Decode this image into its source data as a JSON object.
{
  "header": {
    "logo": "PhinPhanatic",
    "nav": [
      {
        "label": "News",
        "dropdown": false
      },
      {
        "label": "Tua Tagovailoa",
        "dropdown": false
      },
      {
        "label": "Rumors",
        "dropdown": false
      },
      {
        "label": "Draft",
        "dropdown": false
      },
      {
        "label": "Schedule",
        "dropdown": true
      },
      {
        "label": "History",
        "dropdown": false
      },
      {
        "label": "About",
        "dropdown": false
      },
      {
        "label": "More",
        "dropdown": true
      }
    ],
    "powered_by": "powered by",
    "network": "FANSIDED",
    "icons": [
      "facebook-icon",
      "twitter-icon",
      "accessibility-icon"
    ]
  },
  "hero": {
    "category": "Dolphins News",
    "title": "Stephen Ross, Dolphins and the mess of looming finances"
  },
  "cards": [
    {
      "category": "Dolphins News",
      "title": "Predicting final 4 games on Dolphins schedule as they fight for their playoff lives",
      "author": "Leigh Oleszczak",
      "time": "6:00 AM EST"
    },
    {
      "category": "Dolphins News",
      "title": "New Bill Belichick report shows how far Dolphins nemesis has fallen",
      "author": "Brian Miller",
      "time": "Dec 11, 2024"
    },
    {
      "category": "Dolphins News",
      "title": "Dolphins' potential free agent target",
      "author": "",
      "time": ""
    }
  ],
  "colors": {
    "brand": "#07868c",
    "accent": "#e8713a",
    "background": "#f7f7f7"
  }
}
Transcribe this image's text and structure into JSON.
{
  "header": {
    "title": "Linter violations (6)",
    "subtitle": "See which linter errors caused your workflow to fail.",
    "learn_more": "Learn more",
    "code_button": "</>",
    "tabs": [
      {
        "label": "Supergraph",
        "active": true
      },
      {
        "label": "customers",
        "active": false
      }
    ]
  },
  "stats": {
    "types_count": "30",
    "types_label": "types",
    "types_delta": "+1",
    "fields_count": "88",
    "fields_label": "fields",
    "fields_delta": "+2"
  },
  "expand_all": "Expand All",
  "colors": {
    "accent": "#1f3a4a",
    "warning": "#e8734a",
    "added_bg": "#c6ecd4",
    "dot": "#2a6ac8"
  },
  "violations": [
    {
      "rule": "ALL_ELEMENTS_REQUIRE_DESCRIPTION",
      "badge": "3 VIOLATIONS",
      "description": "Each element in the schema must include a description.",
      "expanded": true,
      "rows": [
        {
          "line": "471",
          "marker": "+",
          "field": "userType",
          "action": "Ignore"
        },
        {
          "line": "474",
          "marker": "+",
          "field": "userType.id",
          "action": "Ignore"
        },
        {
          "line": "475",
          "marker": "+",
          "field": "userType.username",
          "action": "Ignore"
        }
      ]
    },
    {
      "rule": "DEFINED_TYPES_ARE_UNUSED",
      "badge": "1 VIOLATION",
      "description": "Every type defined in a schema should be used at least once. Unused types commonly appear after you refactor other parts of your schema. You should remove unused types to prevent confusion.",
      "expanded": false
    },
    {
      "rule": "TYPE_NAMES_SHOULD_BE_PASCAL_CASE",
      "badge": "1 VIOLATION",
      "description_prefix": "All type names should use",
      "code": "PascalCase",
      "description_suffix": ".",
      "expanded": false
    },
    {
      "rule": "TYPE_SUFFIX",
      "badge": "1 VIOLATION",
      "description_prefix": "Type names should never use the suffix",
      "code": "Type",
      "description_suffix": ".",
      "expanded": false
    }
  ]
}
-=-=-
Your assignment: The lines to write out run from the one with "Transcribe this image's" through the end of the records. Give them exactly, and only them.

Result:
Transcribe this image's text and structure into JSON.
{
  "header": {
    "title": "Linter violations (6)",
    "subtitle": "See which linter errors caused your workflow to fail.",
    "learn_more": "Learn more",
    "code_button": "</>",
    "tabs": [
      {
        "label": "Supergraph",
        "active": true
      },
      {
        "label": "customers",
        "active": false
      }
    ]
  },
  "stats": {
    "types_count": "30",
    "types_label": "types",
    "types_delta": "+1",
    "fields_count": "88",
    "fields_label": "fields",
    "fields_delta": "+2"
  },
  "expand_all": "Expand All",
  "colors": {
    "accent": "#1f3a4a",
    "warning": "#e8734a",
    "added_bg": "#c6ecd4",
    "dot": "#2a6ac8"
  },
  "violations": [
    {
      "rule": "ALL_ELEMENTS_REQUIRE_DESCRIPTION",
      "badge": "3 VIOLATIONS",
      "description": "Each element in the schema must include a description.",
      "expanded": true,
      "rows": [
        {
          "line": "471",
          "marker": "+",
          "field": "userType",
          "action": "Ignore"
        },
        {
          "line": "474",
          "marker": "+",
          "field": "userType.id",
          "action": "Ignore"
        },
        {
          "line": "475",
          "marker": "+",
          "field": "userType.username",
          "action": "Ignore"
        }
      ]
    },
    {
      "rule": "DEFINED_TYPES_ARE_UNUSED",
      "badge": "1 VIOLATION",
      "description": "Every type defined in a schema should be used at least once. Unused types commonly appear after you refactor other parts of your schema. You should remove unused types to prevent confusion.",
      "expanded": false
    },
    {
      "rule": "TYPE_NAMES_SHOULD_BE_PASCAL_CASE",
      "badge": "1 VIOLATION",
      "description_prefix": "All type names should use",
      "code": "PascalCase",
      "description_suffix": ".",
      "expanded": false
    },
    {
      "rule": "TYPE_SUFFIX",
      "badge": "1 VIOLATION",
      "description_prefix": "Type names should never use the suffix",
      "code": "Type",
      "description_suffix": ".",
      "expanded": false
    }
  ]
}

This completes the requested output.